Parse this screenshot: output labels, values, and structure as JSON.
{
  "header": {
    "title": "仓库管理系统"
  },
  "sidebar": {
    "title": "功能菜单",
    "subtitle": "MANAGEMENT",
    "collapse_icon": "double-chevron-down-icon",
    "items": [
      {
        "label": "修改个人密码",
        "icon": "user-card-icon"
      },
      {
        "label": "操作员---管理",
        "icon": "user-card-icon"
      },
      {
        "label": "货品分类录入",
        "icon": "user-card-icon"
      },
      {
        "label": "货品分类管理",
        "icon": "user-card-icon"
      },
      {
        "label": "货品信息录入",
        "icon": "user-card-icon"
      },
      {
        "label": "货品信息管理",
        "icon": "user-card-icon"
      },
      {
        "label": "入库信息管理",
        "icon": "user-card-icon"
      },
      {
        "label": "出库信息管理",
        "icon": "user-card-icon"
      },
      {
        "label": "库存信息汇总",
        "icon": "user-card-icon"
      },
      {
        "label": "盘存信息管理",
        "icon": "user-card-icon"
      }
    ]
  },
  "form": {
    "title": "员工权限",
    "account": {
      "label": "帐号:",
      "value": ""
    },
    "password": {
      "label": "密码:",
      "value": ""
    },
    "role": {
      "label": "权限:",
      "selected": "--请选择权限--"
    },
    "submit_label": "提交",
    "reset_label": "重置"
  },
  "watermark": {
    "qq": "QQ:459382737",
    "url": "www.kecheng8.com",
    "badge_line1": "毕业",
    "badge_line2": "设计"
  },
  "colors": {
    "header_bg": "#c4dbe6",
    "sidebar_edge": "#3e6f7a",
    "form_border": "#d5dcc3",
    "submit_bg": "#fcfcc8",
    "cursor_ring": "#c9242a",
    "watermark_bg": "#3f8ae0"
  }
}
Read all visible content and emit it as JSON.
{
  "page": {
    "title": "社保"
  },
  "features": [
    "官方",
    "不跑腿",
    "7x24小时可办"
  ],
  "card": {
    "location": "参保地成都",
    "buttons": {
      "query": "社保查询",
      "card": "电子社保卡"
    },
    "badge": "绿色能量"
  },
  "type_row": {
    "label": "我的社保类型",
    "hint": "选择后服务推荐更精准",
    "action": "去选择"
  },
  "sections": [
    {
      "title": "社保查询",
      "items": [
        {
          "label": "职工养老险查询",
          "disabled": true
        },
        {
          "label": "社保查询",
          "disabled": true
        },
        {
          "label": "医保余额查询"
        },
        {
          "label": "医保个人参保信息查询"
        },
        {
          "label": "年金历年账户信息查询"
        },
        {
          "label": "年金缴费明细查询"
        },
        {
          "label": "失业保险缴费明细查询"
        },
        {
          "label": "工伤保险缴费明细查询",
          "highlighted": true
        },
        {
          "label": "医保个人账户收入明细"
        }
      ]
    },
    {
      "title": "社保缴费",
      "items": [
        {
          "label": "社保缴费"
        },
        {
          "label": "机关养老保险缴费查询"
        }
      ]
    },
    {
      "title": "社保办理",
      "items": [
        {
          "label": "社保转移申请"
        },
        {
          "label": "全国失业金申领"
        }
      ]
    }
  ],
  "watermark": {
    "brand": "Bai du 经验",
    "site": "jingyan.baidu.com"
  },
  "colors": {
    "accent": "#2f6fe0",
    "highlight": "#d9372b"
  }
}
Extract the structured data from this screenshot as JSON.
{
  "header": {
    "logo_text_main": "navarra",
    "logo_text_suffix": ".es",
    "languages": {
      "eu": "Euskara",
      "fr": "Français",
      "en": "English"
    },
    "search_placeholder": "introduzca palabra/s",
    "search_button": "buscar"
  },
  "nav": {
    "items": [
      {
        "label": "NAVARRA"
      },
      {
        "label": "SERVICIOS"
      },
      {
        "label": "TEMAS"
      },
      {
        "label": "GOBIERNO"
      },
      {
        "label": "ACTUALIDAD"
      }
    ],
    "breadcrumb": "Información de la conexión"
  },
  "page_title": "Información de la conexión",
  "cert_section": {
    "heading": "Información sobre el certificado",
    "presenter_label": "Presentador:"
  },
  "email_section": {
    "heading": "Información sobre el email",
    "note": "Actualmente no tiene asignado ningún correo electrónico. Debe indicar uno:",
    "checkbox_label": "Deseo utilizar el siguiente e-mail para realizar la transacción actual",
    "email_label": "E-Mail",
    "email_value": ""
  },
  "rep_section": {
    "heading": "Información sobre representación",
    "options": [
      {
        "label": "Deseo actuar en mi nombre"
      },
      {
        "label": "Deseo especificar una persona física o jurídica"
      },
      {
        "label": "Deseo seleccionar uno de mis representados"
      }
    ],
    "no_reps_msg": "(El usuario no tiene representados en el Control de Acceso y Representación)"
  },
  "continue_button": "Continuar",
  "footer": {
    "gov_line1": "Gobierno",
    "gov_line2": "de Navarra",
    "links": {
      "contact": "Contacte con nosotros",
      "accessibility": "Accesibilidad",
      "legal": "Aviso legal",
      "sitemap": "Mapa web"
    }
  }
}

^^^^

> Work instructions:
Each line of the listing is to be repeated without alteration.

> Expected answer:
Parse this screenshot: output labels, values, and structure as JSON.
{
  "header": {
    "title": "仓库管理系统"
  },
  "sidebar": {
    "title": "功能菜单",
    "subtitle": "MANAGEMENT",
    "collapse_icon": "double-chevron-down-icon",
    "items": [
      {
        "label": "修改个人密码",
        "icon": "user-card-icon"
      },
      {
        "label": "操作员---管理",
        "icon": "user-card-icon"
      },
      {
        "label": "货品分类录入",
        "icon": "user-card-icon"
      },
      {
        "label": "货品分类管理",
        "icon": "user-card-icon"
      },
      {
        "label": "货品信息录入",
        "icon": "user-card-icon"
      },
      {
        "label": "货品信息管理",
        "icon": "user-card-icon"
      },
      {
        "label": "入库信息管理",
        "icon": "user-card-icon"
      },
      {
        "label": "出库信息管理",
        "icon": "user-card-icon"
      },
      {
        "label": "库存信息汇总",
        "icon": "user-card-icon"
      },
      {
        "label": "盘存信息管理",
        "icon": "user-card-icon"
      }
    ]
  },
  "form": {
    "title": "员工权限",
    "account": {
      "label": "帐号:",
      "value": ""
    },
    "password": {
      "label": "密码:",
      "value": ""
    },
    "role": {
      "label": "权限:",
      "selected": "--请选择权限--"
    },
    "submit_label": "提交",
    "reset_label": "重置"
  },
  "watermark": {
    "qq": "QQ:459382737",
    "url": "www.kecheng8.com",
    "badge_line1": "毕业",
    "badge_line2": "设计"
  },
  "colors": {
    "header_bg": "#c4dbe6",
    "sidebar_edge": "#3e6f7a",
    "form_border": "#d5dcc3",
    "submit_bg": "#fcfcc8",
    "cursor_ring": "#c9242a",
    "watermark_bg": "#3f8ae0"
  }
}
Read all visible content and emit it as JSON.
{
  "page": {
    "title": "社保"
  },
  "features": [
    "官方",
    "不跑腿",
    "7x24小时可办"
  ],
  "card": {
    "location": "参保地成都",
    "buttons": {
      "query": "社保查询",
      "card": "电子社保卡"
    },
    "badge": "绿色能量"
  },
  "type_row": {
    "label": "我的社保类型",
    "hint": "选择后服务推荐更精准",
    "action": "去选择"
  },
  "sections": [
    {
      "title": "社保查询",
      "items": [
        {
          "label": "职工养老险查询",
          "disabled": true
        },
        {
          "label": "社保查询",
          "disabled": true
        },
        {
          "label": "医保余额查询"
        },
        {
          "label": "医保个人参保信息查询"
        },
        {
          "label": "年金历年账户信息查询"
        },
        {
          "label": "年金缴费明细查询"
        },
        {
          "label": "失业保险缴费明细查询"
        },
        {
          "label": "工伤保险缴费明细查询",
          "highlighted": true
        },
        {
          "label": "医保个人账户收入明细"
        }
      ]
    },
    {
      "title": "社保缴费",
      "items": [
        {
          "label": "社保缴费"
        },
        {
          "label": "机关养老保险缴费查询"
        }
      ]
    },
    {
      "title": "社保办理",
      "items": [
        {
          "label": "社保转移申请"
        },
        {
          "label": "全国失业金申领"
        }
      ]
    }
  ],
  "watermark": {
    "brand": "Bai du 经验",
    "site": "jingyan.baidu.com"
  },
  "colors": {
    "accent": "#2f6fe0",
    "highlight": "#d9372b"
  }
}
Extract the structured data from this screenshot as JSON.
{
  "header": {
    "logo_text_main": "navarra",
    "logo_text_suffix": ".es",
    "languages": {
      "eu": "Euskara",
      "fr": "Français",
      "en": "English"
    },
    "search_placeholder": "introduzca palabra/s",
    "search_button": "buscar"
  },
  "nav": {
    "items": [
      {
        "label": "NAVARRA"
      },
      {
        "label": "SERVICIOS"
      },
      {
        "label": "TEMAS"
      },
      {
        "label": "GOBIERNO"
      },
      {
        "label": "ACTUALIDAD"
      }
    ],
    "breadcrumb": "Información de la conexión"
  },
  "page_title": "Información de la conexión",
  "cert_section": {
    "heading": "Información sobre el certificado",
    "presenter_label": "Presentador:"
  },
  "email_section": {
    "heading": "Información sobre el email",
    "note": "Actualmente no tiene asignado ningún correo electrónico. Debe indicar uno:",
    "checkbox_label": "Deseo utilizar el siguiente e-mail para realizar la transacción actual",
    "email_label": "E-Mail",
    "email_value": ""
  },
  "rep_section": {
    "heading": "Información sobre representación",
    "options": [
      {
        "label": "Deseo actuar en mi nombre"
      },
      {
        "label": "Deseo especificar una persona física o jurídica"
      },
      {
        "label": "Deseo seleccionar uno de mis representados"
      }
    ],
    "no_reps_msg": "(El usuario no tiene representados en el Control de Acceso y Representación)"
  },
  "continue_button": "Continuar",
  "footer": {
    "gov_line1": "Gobierno",
    "gov_line2": "de Navarra",
    "links": {
      "contact": "Contacte con nosotros",
      "accessibility": "Accesibilidad",
      "legal": "Aviso legal",
      "sitemap": "Mapa web"
    }
  }
}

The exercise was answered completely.